Furthermore, the above circumstance is just one of several factors contributing to this deficit. Funding incentives, powerholder agendas, and misconceptions about civil resistance (i.e. thinking it’s just about protest, so how much is there to really know about it?) also contribute to this problem.
This lack of trainers is, in my opinion, one of the main challenges facing the field of civil resistance as a whole. However, solving this is a longer-term problem and in the meantime you have to start where you are. In fact, that’s exactly what many trainers chose to do at one point or another. Most did not rise from the comfort of a well-worn path of learning. Rather, they stepped out and started their own journey, often with little support, seeking out whatever resources and mentorship they could find in their available time. It’s not necessarily an easy path, but if this sounds like your kind of job description, then it’s there for the taking. Go for it! Believe in yourself. The rewards may well be worth it.
This means that if you’re looking for a trainer and not finding one, then maybe you’re the one you need. Recognize that you may also have strengths that an external trainer will not possess. Language skills, cultural competency, and local knowledge are all invaluable. If you have those, then the next challenge is acquiring relevant knowledge about civil resistance and movement organizing, and learning how to teach it. That is something you can do. ICNC’s Resource Library is a good place to start (and it has materials available in over 70 languages), and you can seek guidance and mentorship from others you know who have activism or training experience.
I hope the above short-form answers are helpful in spurring thoughts. Books and other resources elaborate on more nuances, complexities, and dimensions of these and other questions.
The instinct to organize trainings is a good one. It is based on a view that a movement’s skills and strategy matter. Seeing power and agency within ordinary people is a key factor in a movement’s success. Recognizing your own power to develop and carry out a knowledge management strategy can be a key factor as well.
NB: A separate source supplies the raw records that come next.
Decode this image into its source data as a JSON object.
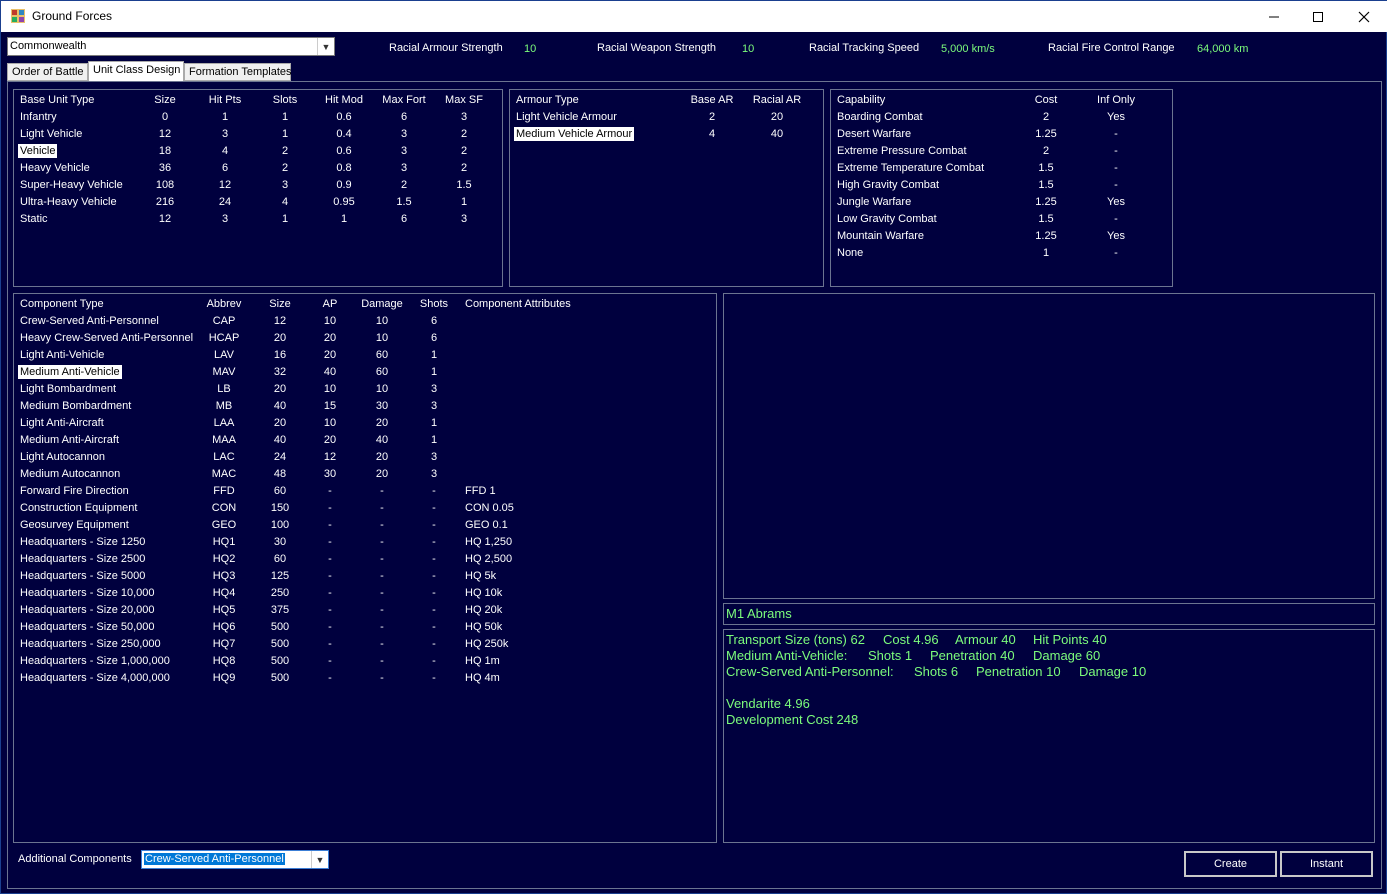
{
  "window": {
    "title": "Ground Forces",
    "minimize_icon": "minimize-icon",
    "maximize_icon": "maximize-icon",
    "close_icon": "close-icon"
  },
  "header": {
    "race_select": "Commonwealth",
    "stats": [
      {
        "label": "Racial Armour Strength",
        "value": "10"
      },
      {
        "label": "Racial  Weapon Strength",
        "value": "10"
      },
      {
        "label": "Racial  Tracking Speed",
        "value": "5,000 km/s"
      },
      {
        "label": "Racial Fire Control Range",
        "value": "64,000 km"
      }
    ]
  },
  "tabs": [
    "Order of Battle",
    "Unit Class Design",
    "Formation Templates"
  ],
  "active_tab": "Unit Class Design",
  "base_unit_table": {
    "headers": [
      "Base Unit Type",
      "Size",
      "Hit Pts",
      "Slots",
      "Hit Mod",
      "Max Fort",
      "Max SF"
    ],
    "rows": [
      [
        "Infantry",
        "0",
        "1",
        "1",
        "0.6",
        "6",
        "3"
      ],
      [
        "Light Vehicle",
        "12",
        "3",
        "1",
        "0.4",
        "3",
        "2"
      ],
      [
        "Vehicle",
        "18",
        "4",
        "2",
        "0.6",
        "3",
        "2"
      ],
      [
        "Heavy Vehicle",
        "36",
        "6",
        "2",
        "0.8",
        "3",
        "2"
      ],
      [
        "Super-Heavy Vehicle",
        "108",
        "12",
        "3",
        "0.9",
        "2",
        "1.5"
      ],
      [
        "Ultra-Heavy Vehicle",
        "216",
        "24",
        "4",
        "0.95",
        "1.5",
        "1"
      ],
      [
        "Static",
        "12",
        "3",
        "1",
        "1",
        "6",
        "3"
      ]
    ],
    "selected": "Vehicle"
  },
  "armour_table": {
    "headers": [
      "Armour Type",
      "Base AR",
      "Racial AR"
    ],
    "rows": [
      [
        "Light Vehicle Armour",
        "2",
        "20"
      ],
      [
        "Medium Vehicle Armour",
        "4",
        "40"
      ]
    ],
    "selected": "Medium Vehicle Armour"
  },
  "capability_table": {
    "headers": [
      "Capability",
      "Cost",
      "Inf Only"
    ],
    "rows": [
      [
        "Boarding Combat",
        "2",
        "Yes"
      ],
      [
        "Desert Warfare",
        "1.25",
        "-"
      ],
      [
        "Extreme Pressure Combat",
        "2",
        "-"
      ],
      [
        "Extreme Temperature Combat",
        "1.5",
        "-"
      ],
      [
        "High Gravity Combat",
        "1.5",
        "-"
      ],
      [
        "Jungle Warfare",
        "1.25",
        "Yes"
      ],
      [
        "Low Gravity Combat",
        "1.5",
        "-"
      ],
      [
        "Mountain Warfare",
        "1.25",
        "Yes"
      ],
      [
        "None",
        "1",
        "-"
      ]
    ]
  },
  "component_table": {
    "headers": [
      "Component Type",
      "Abbrev",
      "Size",
      "AP",
      "Damage",
      "Shots",
      "Component Attributes"
    ],
    "rows": [
      [
        "Crew-Served Anti-Personnel",
        "CAP",
        "12",
        "10",
        "10",
        "6",
        ""
      ],
      [
        "Heavy Crew-Served Anti-Personnel",
        "HCAP",
        "20",
        "20",
        "10",
        "6",
        ""
      ],
      [
        "Light Anti-Vehicle",
        "LAV",
        "16",
        "20",
        "60",
        "1",
        ""
      ],
      [
        "Medium Anti-Vehicle",
        "MAV",
        "32",
        "40",
        "60",
        "1",
        ""
      ],
      [
        "Light Bombardment",
        "LB",
        "20",
        "10",
        "10",
        "3",
        ""
      ],
      [
        "Medium Bombardment",
        "MB",
        "40",
        "15",
        "30",
        "3",
        ""
      ],
      [
        "Light Anti-Aircraft",
        "LAA",
        "20",
        "10",
        "20",
        "1",
        ""
      ],
      [
        "Medium Anti-Aircraft",
        "MAA",
        "40",
        "20",
        "40",
        "1",
        ""
      ],
      [
        "Light Autocannon",
        "LAC",
        "24",
        "12",
        "20",
        "3",
        ""
      ],
      [
        "Medium Autocannon",
        "MAC",
        "48",
        "30",
        "20",
        "3",
        ""
      ],
      [
        "Forward Fire Direction",
        "FFD",
        "60",
        "-",
        "-",
        "-",
        "FFD 1"
      ],
      [
        "Construction Equipment",
        "CON",
        "150",
        "-",
        "-",
        "-",
        "CON 0.05"
      ],
      [
        "Geosurvey Equipment",
        "GEO",
        "100",
        "-",
        "-",
        "-",
        "GEO 0.1"
      ],
      [
        "Headquarters - Size 1250",
        "HQ1",
        "30",
        "-",
        "-",
        "-",
        "HQ 1,250"
      ],
      [
        "Headquarters - Size 2500",
        "HQ2",
        "60",
        "-",
        "-",
        "-",
        "HQ 2,500"
      ],
      [
        "Headquarters - Size 5000",
        "HQ3",
        "125",
        "-",
        "-",
        "-",
        "HQ 5k"
      ],
      [
        "Headquarters - Size 10,000",
        "HQ4",
        "250",
        "-",
        "-",
        "-",
        "HQ 10k"
      ],
      [
        "Headquarters - Size 20,000",
        "HQ5",
        "375",
        "-",
        "-",
        "-",
        "HQ 20k"
      ],
      [
        "Headquarters - Size 50,000",
        "HQ6",
        "500",
        "-",
        "-",
        "-",
        "HQ 50k"
      ],
      [
        "Headquarters - Size 250,000",
        "HQ7",
        "500",
        "-",
        "-",
        "-",
        "HQ 250k"
      ],
      [
        "Headquarters - Size 1,000,000",
        "HQ8",
        "500",
        "-",
        "-",
        "-",
        "HQ 1m"
      ],
      [
        "Headquarters - Size 4,000,000",
        "HQ9",
        "500",
        "-",
        "-",
        "-",
        "HQ 4m"
      ]
    ],
    "selected": "Medium Anti-Vehicle"
  },
  "design": {
    "name": "M1 Abrams",
    "summary_lines": [
      [
        "Transport Size (tons)  62",
        "Cost  4.96",
        "Armour  40",
        "Hit Points  40"
      ],
      [
        "Medium Anti-Vehicle:",
        "Shots 1",
        "Penetration 40",
        "Damage 60"
      ],
      [
        "Crew-Served Anti-Personnel:",
        "Shots 6",
        "Penetration 10",
        "Damage 10"
      ]
    ],
    "mineral_line": "Vendarite  4.96",
    "dev_cost_line": "Development Cost  248"
  },
  "footer": {
    "additional_label": "Additional Components",
    "additional_value": "Crew-Served Anti-Personnel",
    "create_label": "Create",
    "instant_label": "Instant"
  },
  "colors": {
    "background": "#00003e",
    "info_text": "#7cfc7c",
    "panel_border": "#6b7490"
  }
}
Hardy Merriman is President of the International Center on Nonviolent Conflict (ICNC), and led ICNC as President & CEO from 2015 until 2021. He has worked in the field of civil resistance for over 20 years, presenting at workshops for activists and organizers; speaking widely to scholars, journalists, and members of international organizations; and developing educational resources.Read More